- [Provided records]
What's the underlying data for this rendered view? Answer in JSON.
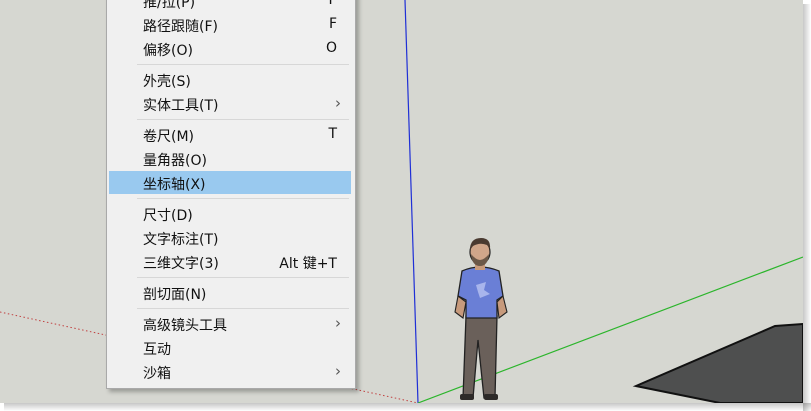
{
  "menu": {
    "items": [
      {
        "label": "推/拉(P)",
        "shortcut": "P",
        "submenu": false,
        "highlighted": false
      },
      {
        "label": "路径跟随(F)",
        "shortcut": "F",
        "submenu": false,
        "highlighted": false
      },
      {
        "label": "偏移(O)",
        "shortcut": "O",
        "submenu": false,
        "highlighted": false
      },
      {
        "label": "外壳(S)",
        "shortcut": "",
        "submenu": false,
        "highlighted": false
      },
      {
        "label": "实体工具(T)",
        "shortcut": "",
        "submenu": true,
        "highlighted": false
      },
      {
        "label": "卷尺(M)",
        "shortcut": "T",
        "submenu": false,
        "highlighted": false
      },
      {
        "label": "量角器(O)",
        "shortcut": "",
        "submenu": false,
        "highlighted": false
      },
      {
        "label": "坐标轴(X)",
        "shortcut": "",
        "submenu": false,
        "highlighted": true
      },
      {
        "label": "尺寸(D)",
        "shortcut": "",
        "submenu": false,
        "highlighted": false
      },
      {
        "label": "文字标注(T)",
        "shortcut": "",
        "submenu": false,
        "highlighted": false
      },
      {
        "label": "三维文字(3)",
        "shortcut": "Alt 键+T",
        "submenu": false,
        "highlighted": false
      },
      {
        "label": "剖切面(N)",
        "shortcut": "",
        "submenu": false,
        "highlighted": false
      },
      {
        "label": "高级镜头工具",
        "shortcut": "",
        "submenu": true,
        "highlighted": false
      },
      {
        "label": "互动",
        "shortcut": "",
        "submenu": false,
        "highlighted": false
      },
      {
        "label": "沙箱",
        "shortcut": "",
        "submenu": true,
        "highlighted": false
      }
    ],
    "submenu_arrow": "›"
  },
  "colors": {
    "viewport_bg": "#d6d7d1",
    "menu_bg": "#f0f0f0",
    "highlight": "#99c9ef",
    "axis_blue": "#1f2fd6",
    "axis_green": "#2bb52b",
    "axis_red_dotted": "#c04040"
  }
}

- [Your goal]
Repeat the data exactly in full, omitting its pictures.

- [Answer box]
What's the underlying data for this rendered view? Answer in JSON.
{
  "menu": {
    "items": [
      {
        "label": "推/拉(P)",
        "shortcut": "P",
        "submenu": false,
        "highlighted": false
      },
      {
        "label": "路径跟随(F)",
        "shortcut": "F",
        "submenu": false,
        "highlighted": false
      },
      {
        "label": "偏移(O)",
        "shortcut": "O",
        "submenu": false,
        "highlighted": false
      },
      {
        "label": "外壳(S)",
        "shortcut": "",
        "submenu": false,
        "highlighted": false
      },
      {
        "label": "实体工具(T)",
        "shortcut": "",
        "submenu": true,
        "highlighted": false
      },
      {
        "label": "卷尺(M)",
        "shortcut": "T",
        "submenu": false,
        "highlighted": false
      },
      {
        "label": "量角器(O)",
        "shortcut": "",
        "submenu": false,
        "highlighted": false
      },
      {
        "label": "坐标轴(X)",
        "shortcut": "",
        "submenu": false,
        "highlighted": true
      },
      {
        "label": "尺寸(D)",
        "shortcut": "",
        "submenu": false,
        "highlighted": false
      },
      {
        "label": "文字标注(T)",
        "shortcut": "",
        "submenu": false,
        "highlighted": false
      },
      {
        "label": "三维文字(3)",
        "shortcut": "Alt 键+T",
        "submenu": false,
        "highlighted": false
      },
      {
        "label": "剖切面(N)",
        "shortcut": "",
        "submenu": false,
        "highlighted": false
      },
      {
        "label": "高级镜头工具",
        "shortcut": "",
        "submenu": true,
        "highlighted": false
      },
      {
        "label": "互动",
        "shortcut": "",
        "submenu": false,
        "highlighted": false
      },
      {
        "label": "沙箱",
        "shortcut": "",
        "submenu": true,
        "highlighted": false
      }
    ],
    "submenu_arrow": "›"
  },
  "colors": {
    "viewport_bg": "#d6d7d1",
    "menu_bg": "#f0f0f0",
    "highlight": "#99c9ef",
    "axis_blue": "#1f2fd6",
    "axis_green": "#2bb52b",
    "axis_red_dotted": "#c04040"
  }
}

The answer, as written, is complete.